> _Exercise goal_:
Return each record shown below exactly, with none omitted.

·····

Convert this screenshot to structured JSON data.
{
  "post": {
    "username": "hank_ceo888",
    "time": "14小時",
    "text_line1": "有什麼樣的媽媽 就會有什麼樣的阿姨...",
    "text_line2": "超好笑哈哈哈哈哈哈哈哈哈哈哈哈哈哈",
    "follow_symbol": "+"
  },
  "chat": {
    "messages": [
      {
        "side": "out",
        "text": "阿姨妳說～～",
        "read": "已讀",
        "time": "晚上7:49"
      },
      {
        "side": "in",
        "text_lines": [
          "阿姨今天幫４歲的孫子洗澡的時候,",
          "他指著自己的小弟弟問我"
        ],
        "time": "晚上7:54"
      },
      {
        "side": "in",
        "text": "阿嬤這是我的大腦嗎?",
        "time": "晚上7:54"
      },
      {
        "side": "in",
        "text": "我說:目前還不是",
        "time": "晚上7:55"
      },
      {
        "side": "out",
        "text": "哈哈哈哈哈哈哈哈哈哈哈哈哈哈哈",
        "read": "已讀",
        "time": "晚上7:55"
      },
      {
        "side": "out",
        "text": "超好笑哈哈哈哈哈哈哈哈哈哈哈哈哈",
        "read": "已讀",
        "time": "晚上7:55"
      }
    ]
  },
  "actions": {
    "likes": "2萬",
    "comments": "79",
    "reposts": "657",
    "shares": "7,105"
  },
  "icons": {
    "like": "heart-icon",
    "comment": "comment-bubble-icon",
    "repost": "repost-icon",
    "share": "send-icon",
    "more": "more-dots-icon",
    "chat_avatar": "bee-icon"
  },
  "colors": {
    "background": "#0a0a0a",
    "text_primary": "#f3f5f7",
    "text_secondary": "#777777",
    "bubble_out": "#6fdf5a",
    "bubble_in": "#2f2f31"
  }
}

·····

> _Solution for this problem_:
Convert this screenshot to structured JSON data.
{
  "post": {
    "username": "hank_ceo888",
    "time": "14小時",
    "text_line1": "有什麼樣的媽媽 就會有什麼樣的阿姨...",
    "text_line2": "超好笑哈哈哈哈哈哈哈哈哈哈哈哈哈哈",
    "follow_symbol": "+"
  },
  "chat": {
    "messages": [
      {
        "side": "out",
        "text": "阿姨妳說～～",
        "read": "已讀",
        "time": "晚上7:49"
      },
      {
        "side": "in",
        "text_lines": [
          "阿姨今天幫４歲的孫子洗澡的時候,",
          "他指著自己的小弟弟問我"
        ],
        "time": "晚上7:54"
      },
      {
        "side": "in",
        "text": "阿嬤這是我的大腦嗎?",
        "time": "晚上7:54"
      },
      {
        "side": "in",
        "text": "我說:目前還不是",
        "time": "晚上7:55"
      },
      {
        "side": "out",
        "text": "哈哈哈哈哈哈哈哈哈哈哈哈哈哈哈",
        "read": "已讀",
        "time": "晚上7:55"
      },
      {
        "side": "out",
        "text": "超好笑哈哈哈哈哈哈哈哈哈哈哈哈哈",
        "read": "已讀",
        "time": "晚上7:55"
      }
    ]
  },
  "actions": {
    "likes": "2萬",
    "comments": "79",
    "reposts": "657",
    "shares": "7,105"
  },
  "icons": {
    "like": "heart-icon",
    "comment": "comment-bubble-icon",
    "repost": "repost-icon",
    "share": "send-icon",
    "more": "more-dots-icon",
    "chat_avatar": "bee-icon"
  },
  "colors": {
    "background": "#0a0a0a",
    "text_primary": "#f3f5f7",
    "text_secondary": "#777777",
    "bubble_out": "#6fdf5a",
    "bubble_in": "#2f2f31"
  }
}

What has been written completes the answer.